_Provided material:_
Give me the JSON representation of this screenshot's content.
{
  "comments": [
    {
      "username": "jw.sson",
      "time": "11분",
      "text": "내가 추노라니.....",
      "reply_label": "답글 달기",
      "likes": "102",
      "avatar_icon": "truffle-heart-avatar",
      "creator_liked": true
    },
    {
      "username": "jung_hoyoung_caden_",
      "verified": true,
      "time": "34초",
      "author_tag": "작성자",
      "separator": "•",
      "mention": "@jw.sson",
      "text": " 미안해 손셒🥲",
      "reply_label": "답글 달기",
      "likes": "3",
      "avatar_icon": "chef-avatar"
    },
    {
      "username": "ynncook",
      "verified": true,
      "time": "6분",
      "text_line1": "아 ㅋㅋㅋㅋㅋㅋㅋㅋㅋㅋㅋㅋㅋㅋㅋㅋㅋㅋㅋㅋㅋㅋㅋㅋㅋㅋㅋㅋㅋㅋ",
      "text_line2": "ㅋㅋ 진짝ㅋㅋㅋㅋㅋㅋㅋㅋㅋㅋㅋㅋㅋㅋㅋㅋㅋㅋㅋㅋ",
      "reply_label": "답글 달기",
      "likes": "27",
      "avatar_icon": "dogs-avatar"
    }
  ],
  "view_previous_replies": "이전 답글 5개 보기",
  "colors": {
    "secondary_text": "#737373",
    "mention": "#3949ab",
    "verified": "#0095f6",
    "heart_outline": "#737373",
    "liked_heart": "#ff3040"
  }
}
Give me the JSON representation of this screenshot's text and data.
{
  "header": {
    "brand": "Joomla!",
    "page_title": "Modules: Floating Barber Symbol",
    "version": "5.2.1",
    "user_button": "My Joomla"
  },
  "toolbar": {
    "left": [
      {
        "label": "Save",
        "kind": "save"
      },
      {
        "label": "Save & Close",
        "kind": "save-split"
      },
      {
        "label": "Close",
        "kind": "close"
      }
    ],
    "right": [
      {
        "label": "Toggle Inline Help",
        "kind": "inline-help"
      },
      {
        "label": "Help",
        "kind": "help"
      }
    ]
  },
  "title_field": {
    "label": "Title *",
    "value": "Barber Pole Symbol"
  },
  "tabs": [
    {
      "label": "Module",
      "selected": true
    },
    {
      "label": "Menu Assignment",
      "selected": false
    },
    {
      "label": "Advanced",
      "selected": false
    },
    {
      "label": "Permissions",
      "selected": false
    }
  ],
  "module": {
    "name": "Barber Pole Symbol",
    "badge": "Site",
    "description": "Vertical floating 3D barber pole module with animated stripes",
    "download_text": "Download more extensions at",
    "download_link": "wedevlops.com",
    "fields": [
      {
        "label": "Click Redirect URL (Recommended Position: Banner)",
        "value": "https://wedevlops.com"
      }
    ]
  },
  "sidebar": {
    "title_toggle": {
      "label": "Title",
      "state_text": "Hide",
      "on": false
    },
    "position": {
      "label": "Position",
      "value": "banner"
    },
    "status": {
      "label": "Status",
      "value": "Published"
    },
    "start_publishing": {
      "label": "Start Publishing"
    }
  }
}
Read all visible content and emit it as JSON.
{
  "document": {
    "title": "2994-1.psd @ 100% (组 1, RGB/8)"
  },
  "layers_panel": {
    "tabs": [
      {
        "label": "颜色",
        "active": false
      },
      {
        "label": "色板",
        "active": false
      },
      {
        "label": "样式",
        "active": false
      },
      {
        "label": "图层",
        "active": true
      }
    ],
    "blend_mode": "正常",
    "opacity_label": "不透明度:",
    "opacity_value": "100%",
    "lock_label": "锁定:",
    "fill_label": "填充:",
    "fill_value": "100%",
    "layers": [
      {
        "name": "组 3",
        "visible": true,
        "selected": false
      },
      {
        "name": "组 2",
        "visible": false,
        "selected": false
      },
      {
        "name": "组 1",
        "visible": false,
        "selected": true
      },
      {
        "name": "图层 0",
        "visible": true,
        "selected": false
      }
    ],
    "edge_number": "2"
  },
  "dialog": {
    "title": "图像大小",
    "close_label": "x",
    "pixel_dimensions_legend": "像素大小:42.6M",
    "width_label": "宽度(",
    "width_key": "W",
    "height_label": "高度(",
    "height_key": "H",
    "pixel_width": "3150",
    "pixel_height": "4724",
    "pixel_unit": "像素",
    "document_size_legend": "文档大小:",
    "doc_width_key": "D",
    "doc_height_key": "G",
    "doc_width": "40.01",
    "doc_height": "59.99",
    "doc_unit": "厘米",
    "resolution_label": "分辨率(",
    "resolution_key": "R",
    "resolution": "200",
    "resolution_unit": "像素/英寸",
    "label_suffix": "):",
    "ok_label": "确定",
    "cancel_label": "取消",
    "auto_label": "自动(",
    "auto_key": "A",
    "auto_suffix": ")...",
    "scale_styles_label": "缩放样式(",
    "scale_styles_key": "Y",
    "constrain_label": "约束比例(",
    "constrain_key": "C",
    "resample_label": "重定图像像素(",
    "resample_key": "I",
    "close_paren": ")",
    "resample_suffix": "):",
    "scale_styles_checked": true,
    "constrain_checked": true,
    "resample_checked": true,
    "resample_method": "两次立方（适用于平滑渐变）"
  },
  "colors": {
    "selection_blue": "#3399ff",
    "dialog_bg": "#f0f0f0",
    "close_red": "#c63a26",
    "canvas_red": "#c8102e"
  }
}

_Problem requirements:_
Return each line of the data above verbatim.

_Answer to this problem:_
Give me the JSON representation of this screenshot's content.
{
  "comments": [
    {
      "username": "jw.sson",
      "time": "11분",
      "text": "내가 추노라니.....",
      "reply_label": "답글 달기",
      "likes": "102",
      "avatar_icon": "truffle-heart-avatar",
      "creator_liked": true
    },
    {
      "username": "jung_hoyoung_caden_",
      "verified": true,
      "time": "34초",
      "author_tag": "작성자",
      "separator": "•",
      "mention": "@jw.sson",
      "text": " 미안해 손셒🥲",
      "reply_label": "답글 달기",
      "likes": "3",
      "avatar_icon": "chef-avatar"
    },
    {
      "username": "ynncook",
      "verified": true,
      "time": "6분",
      "text_line1": "아 ㅋㅋㅋㅋㅋㅋㅋㅋㅋㅋㅋㅋㅋㅋㅋㅋㅋㅋㅋㅋㅋㅋㅋㅋㅋㅋㅋㅋㅋㅋ",
      "text_line2": "ㅋㅋ 진짝ㅋㅋㅋㅋㅋㅋㅋㅋㅋㅋㅋㅋㅋㅋㅋㅋㅋㅋㅋㅋ",
      "reply_label": "답글 달기",
      "likes": "27",
      "avatar_icon": "dogs-avatar"
    }
  ],
  "view_previous_replies": "이전 답글 5개 보기",
  "colors": {
    "secondary_text": "#737373",
    "mention": "#3949ab",
    "verified": "#0095f6",
    "heart_outline": "#737373",
    "liked_heart": "#ff3040"
  }
}
Give me the JSON representation of this screenshot's text and data.
{
  "header": {
    "brand": "Joomla!",
    "page_title": "Modules: Floating Barber Symbol",
    "version": "5.2.1",
    "user_button": "My Joomla"
  },
  "toolbar": {
    "left": [
      {
        "label": "Save",
        "kind": "save"
      },
      {
        "label": "Save & Close",
        "kind": "save-split"
      },
      {
        "label": "Close",
        "kind": "close"
      }
    ],
    "right": [
      {
        "label": "Toggle Inline Help",
        "kind": "inline-help"
      },
      {
        "label": "Help",
        "kind": "help"
      }
    ]
  },
  "title_field": {
    "label": "Title *",
    "value": "Barber Pole Symbol"
  },
  "tabs": [
    {
      "label": "Module",
      "selected": true
    },
    {
      "label": "Menu Assignment",
      "selected": false
    },
    {
      "label": "Advanced",
      "selected": false
    },
    {
      "label": "Permissions",
      "selected": false
    }
  ],
  "module": {
    "name": "Barber Pole Symbol",
    "badge": "Site",
    "description": "Vertical floating 3D barber pole module with animated stripes",
    "download_text": "Download more extensions at",
    "download_link": "wedevlops.com",
    "fields": [
      {
        "label": "Click Redirect URL (Recommended Position: Banner)",
        "value": "https://wedevlops.com"
      }
    ]
  },
  "sidebar": {
    "title_toggle": {
      "label": "Title",
      "state_text": "Hide",
      "on": false
    },
    "position": {
      "label": "Position",
      "value": "banner"
    },
    "status": {
      "label": "Status",
      "value": "Published"
    },
    "start_publishing": {
      "label": "Start Publishing"
    }
  }
}
Read all visible content and emit it as JSON.
{
  "document": {
    "title": "2994-1.psd @ 100% (组 1, RGB/8)"
  },
  "layers_panel": {
    "tabs": [
      {
        "label": "颜色",
        "active": false
      },
      {
        "label": "色板",
        "active": false
      },
      {
        "label": "样式",
        "active": false
      },
      {
        "label": "图层",
        "active": true
      }
    ],
    "blend_mode": "正常",
    "opacity_label": "不透明度:",
    "opacity_value": "100%",
    "lock_label": "锁定:",
    "fill_label": "填充:",
    "fill_value": "100%",
    "layers": [
      {
        "name": "组 3",
        "visible": true,
        "selected": false
      },
      {
        "name": "组 2",
        "visible": false,
        "selected": false
      },
      {
        "name": "组 1",
        "visible": false,
        "selected": true
      },
      {
        "name": "图层 0",
        "visible": true,
        "selected": false
      }
    ],
    "edge_number": "2"
  },
  "dialog": {
    "title": "图像大小",
    "close_label": "x",
    "pixel_dimensions_legend": "像素大小:42.6M",
    "width_label": "宽度(",
    "width_key": "W",
    "height_label": "高度(",
    "height_key": "H",
    "pixel_width": "3150",
    "pixel_height": "4724",
    "pixel_unit": "像素",
    "document_size_legend": "文档大小:",
    "doc_width_key": "D",
    "doc_height_key": "G",
    "doc_width": "40.01",
    "doc_height": "59.99",
    "doc_unit": "厘米",
    "resolution_label": "分辨率(",
    "resolution_key": "R",
    "resolution": "200",
    "resolution_unit": "像素/英寸",
    "label_suffix": "):",
    "ok_label": "确定",
    "cancel_label": "取消",
    "auto_label": "自动(",
    "auto_key": "A",
    "auto_suffix": ")...",
    "scale_styles_label": "缩放样式(",
    "scale_styles_key": "Y",
    "constrain_label": "约束比例(",
    "constrain_key": "C",
    "resample_label": "重定图像像素(",
    "resample_key": "I",
    "close_paren": ")",
    "resample_suffix": "):",
    "scale_styles_checked": true,
    "constrain_checked": true,
    "resample_checked": true,
    "resample_method": "两次立方（适用于平滑渐变）"
  },
  "colors": {
    "selection_blue": "#3399ff",
    "dialog_bg": "#f0f0f0",
    "close_red": "#c63a26",
    "canvas_red": "#c8102e"
  }
}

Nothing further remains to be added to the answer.